■ **TASK PROMPT**
Reproduce every record below exactly as written, leaving out any pictures.

■ **RECORDS FOR THE TASK**
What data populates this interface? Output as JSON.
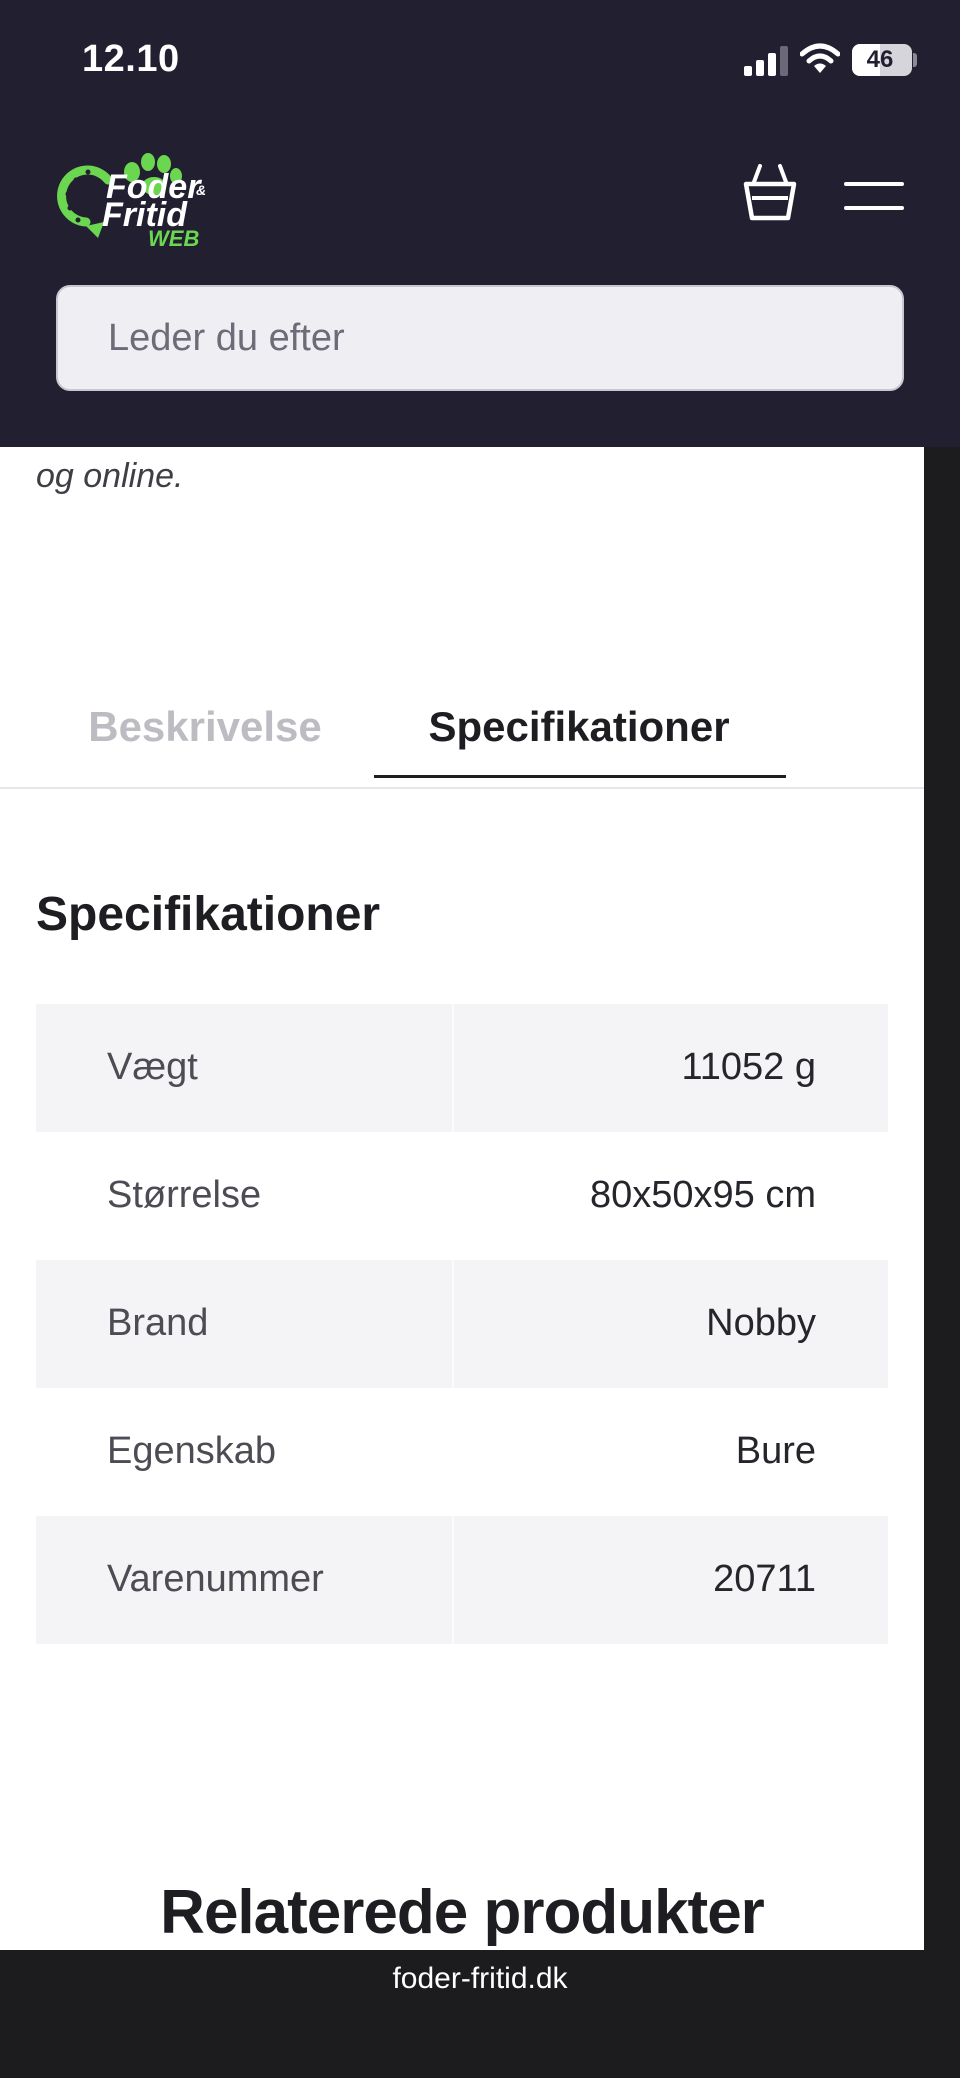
{
  "status_bar": {
    "time": "12.10",
    "battery": "46",
    "icons": [
      "signal-icon",
      "wifi-icon",
      "battery-icon"
    ]
  },
  "header": {
    "logo": {
      "line1": "Foder",
      "line2": "Fritid",
      "amp": "&",
      "line3": "WEB",
      "brand_green": "#6bd650"
    },
    "icons": [
      "basket-icon",
      "menu-icon"
    ],
    "search_placeholder": "Leder du efter"
  },
  "content": {
    "intro_tail": "og online.",
    "tabs": [
      {
        "label": "Beskrivelse",
        "active": false
      },
      {
        "label": "Specifikationer",
        "active": true
      }
    ],
    "spec_title": "Specifikationer",
    "specs": [
      {
        "key": "Vægt",
        "value": "11052 g"
      },
      {
        "key": "Størrelse",
        "value": "80x50x95 cm"
      },
      {
        "key": "Brand",
        "value": "Nobby"
      },
      {
        "key": "Egenskab",
        "value": "Bure"
      },
      {
        "key": "Varenummer",
        "value": "20711"
      }
    ],
    "related_title": "Relaterede produkter"
  },
  "browser": {
    "url": "foder-fritid.dk"
  },
  "colors": {
    "header_bg": "#221f31",
    "row_shade": "#f4f4f6",
    "text_dark": "#1e1d22",
    "tab_inactive": "#bdbcc2"
  }
}
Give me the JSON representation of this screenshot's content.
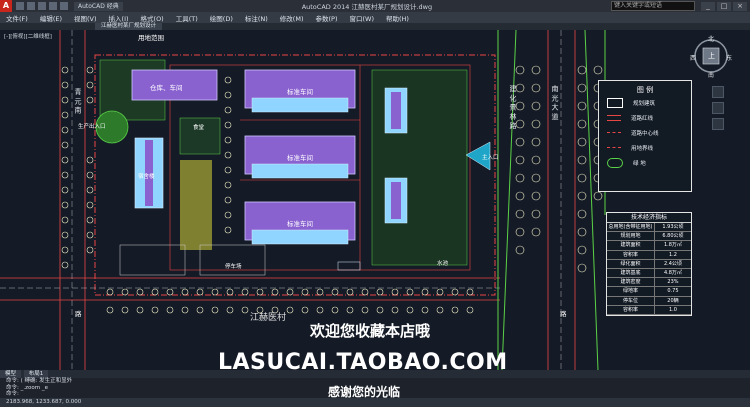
{
  "titlebar": {
    "app_logo": "A",
    "workspace": "AutoCAD 经典",
    "title": "AutoCAD 2014   江赫医村某厂规划设计.dwg",
    "search_placeholder": "键入关键字或短语",
    "min": "_",
    "max": "□",
    "close": "×"
  },
  "menu": [
    "文件(F)",
    "编辑(E)",
    "视图(V)",
    "插入(I)",
    "格式(O)",
    "工具(T)",
    "绘图(D)",
    "标注(N)",
    "修改(M)",
    "参数(P)",
    "窗口(W)",
    "帮助(H)"
  ],
  "tab": {
    "label": "江赫医村某厂规划设计"
  },
  "viewport": {
    "label": "[-][俯视][二维线框]"
  },
  "map_labels": {
    "land_boundary": "用地范围",
    "warehouse": "仓库、车间",
    "workshop1": "标准车间",
    "workshop2": "标准车间",
    "workshop3": "标准车间",
    "office": "办公楼",
    "canteen": "食堂",
    "dormitory": "宿舍楼",
    "court": "篮球场",
    "parking": "停车场",
    "main_entrance": "主入口",
    "side_entrance": "生产出入口",
    "pool": "水池",
    "road_left": "青 元 南",
    "road_right1": "建 化 景 林 路",
    "road_right2": "南 光 大 道",
    "road_bottom": "路",
    "north_road": "路"
  },
  "legend": {
    "title": "图  例",
    "items": [
      {
        "label": "规划建筑"
      },
      {
        "label": "道路红线"
      },
      {
        "label": "道路中心线"
      },
      {
        "label": "用地界线"
      },
      {
        "label": "绿  地"
      }
    ]
  },
  "econ": {
    "title": "技术经济指标",
    "rows": [
      {
        "k": "总用地(含带征用地)",
        "v": "1.93公顷"
      },
      {
        "k": "规划用地",
        "v": "6.80公顷"
      },
      {
        "k": "建筑面积",
        "v": "1.8万㎡"
      },
      {
        "k": "容积率",
        "v": "1.2"
      },
      {
        "k": "绿化面积",
        "v": "2.4公顷"
      },
      {
        "k": "建筑基底",
        "v": "4.8万㎡"
      },
      {
        "k": "建筑密度",
        "v": "23%"
      },
      {
        "k": "绿地率",
        "v": "0.75"
      },
      {
        "k": "停车位",
        "v": "20辆"
      },
      {
        "k": "容积率",
        "v": "1.0"
      }
    ]
  },
  "navcube": {
    "top": "北",
    "center": "上",
    "left": "西",
    "right": "东",
    "bottom": "南"
  },
  "watermark": {
    "line1": "欢迎您收藏本店哦",
    "line2": "LASUCAI.TAOBAO.COM",
    "line3": "感谢您的光临",
    "overlay": "江赫医村"
  },
  "layout_tabs": [
    "模型",
    "布局1"
  ],
  "command": {
    "line1": "命令: (  缚确: 发生正和显外",
    "line2": "命令: _.zoom _e",
    "prompt": "命令:"
  },
  "status": {
    "coords": "2183.968, 1233.687, 0.000"
  },
  "colors": {
    "building_fill": "#8a62d0",
    "building_stroke": "#cfc5ff",
    "road_red": "#e84545",
    "green": "#5ad147",
    "tree": "#f0efc8",
    "bg": "#151b26"
  }
}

■ **RESPONSE TO THE EXERCISE**
What data populates this interface? Output as JSON.
{
  "status_bar": {
    "time": "12.10",
    "battery": "46",
    "icons": [
      "signal-icon",
      "wifi-icon",
      "battery-icon"
    ]
  },
  "header": {
    "logo": {
      "line1": "Foder",
      "line2": "Fritid",
      "amp": "&",
      "line3": "WEB",
      "brand_green": "#6bd650"
    },
    "icons": [
      "basket-icon",
      "menu-icon"
    ],
    "search_placeholder": "Leder du efter"
  },
  "content": {
    "intro_tail": "og online.",
    "tabs": [
      {
        "label": "Beskrivelse",
        "active": false
      },
      {
        "label": "Specifikationer",
        "active": true
      }
    ],
    "spec_title": "Specifikationer",
    "specs": [
      {
        "key": "Vægt",
        "value": "11052 g"
      },
      {
        "key": "Størrelse",
        "value": "80x50x95 cm"
      },
      {
        "key": "Brand",
        "value": "Nobby"
      },
      {
        "key": "Egenskab",
        "value": "Bure"
      },
      {
        "key": "Varenummer",
        "value": "20711"
      }
    ],
    "related_title": "Relaterede produkter"
  },
  "browser": {
    "url": "foder-fritid.dk"
  },
  "colors": {
    "header_bg": "#221f31",
    "row_shade": "#f4f4f6",
    "text_dark": "#1e1d22",
    "tab_inactive": "#bdbcc2"
  }
}
Give me the JSON representation of this screenshot's content.
{
  "titlebar": {
    "app_logo": "A",
    "workspace": "AutoCAD 经典",
    "title": "AutoCAD 2014   江赫医村某厂规划设计.dwg",
    "search_placeholder": "键入关键字或短语",
    "min": "_",
    "max": "□",
    "close": "×"
  },
  "menu": [
    "文件(F)",
    "编辑(E)",
    "视图(V)",
    "插入(I)",
    "格式(O)",
    "工具(T)",
    "绘图(D)",
    "标注(N)",
    "修改(M)",
    "参数(P)",
    "窗口(W)",
    "帮助(H)"
  ],
  "tab": {
    "label": "江赫医村某厂规划设计"
  },
  "viewport": {
    "label": "[-][俯视][二维线框]"
  },
  "map_labels": {
    "land_boundary": "用地范围",
    "warehouse": "仓库、车间",
    "workshop1": "标准车间",
    "workshop2": "标准车间",
    "workshop3": "标准车间",
    "office": "办公楼",
    "canteen": "食堂",
    "dormitory": "宿舍楼",
    "court": "篮球场",
    "parking": "停车场",
    "main_entrance": "主入口",
    "side_entrance": "生产出入口",
    "pool": "水池",
    "road_left": "青 元 南",
    "road_right1": "建 化 景 林 路",
    "road_right2": "南 光 大 道",
    "road_bottom": "路",
    "north_road": "路"
  },
  "legend": {
    "title": "图  例",
    "items": [
      {
        "label": "规划建筑"
      },
      {
        "label": "道路红线"
      },
      {
        "label": "道路中心线"
      },
      {
        "label": "用地界线"
      },
      {
        "label": "绿  地"
      }
    ]
  },
  "econ": {
    "title": "技术经济指标",
    "rows": [
      {
        "k": "总用地(含带征用地)",
        "v": "1.93公顷"
      },
      {
        "k": "规划用地",
        "v": "6.80公顷"
      },
      {
        "k": "建筑面积",
        "v": "1.8万㎡"
      },
      {
        "k": "容积率",
        "v": "1.2"
      },
      {
        "k": "绿化面积",
        "v": "2.4公顷"
      },
      {
        "k": "建筑基底",
        "v": "4.8万㎡"
      },
      {
        "k": "建筑密度",
        "v": "23%"
      },
      {
        "k": "绿地率",
        "v": "0.75"
      },
      {
        "k": "停车位",
        "v": "20辆"
      },
      {
        "k": "容积率",
        "v": "1.0"
      }
    ]
  },
  "navcube": {
    "top": "北",
    "center": "上",
    "left": "西",
    "right": "东",
    "bottom": "南"
  },
  "watermark": {
    "line1": "欢迎您收藏本店哦",
    "line2": "LASUCAI.TAOBAO.COM",
    "line3": "感谢您的光临",
    "overlay": "江赫医村"
  },
  "layout_tabs": [
    "模型",
    "布局1"
  ],
  "command": {
    "line1": "命令: (  缚确: 发生正和显外",
    "line2": "命令: _.zoom _e",
    "prompt": "命令:"
  },
  "status": {
    "coords": "2183.968, 1233.687, 0.000"
  },
  "colors": {
    "building_fill": "#8a62d0",
    "building_stroke": "#cfc5ff",
    "road_red": "#e84545",
    "green": "#5ad147",
    "tree": "#f0efc8",
    "bg": "#151b26"
  }
}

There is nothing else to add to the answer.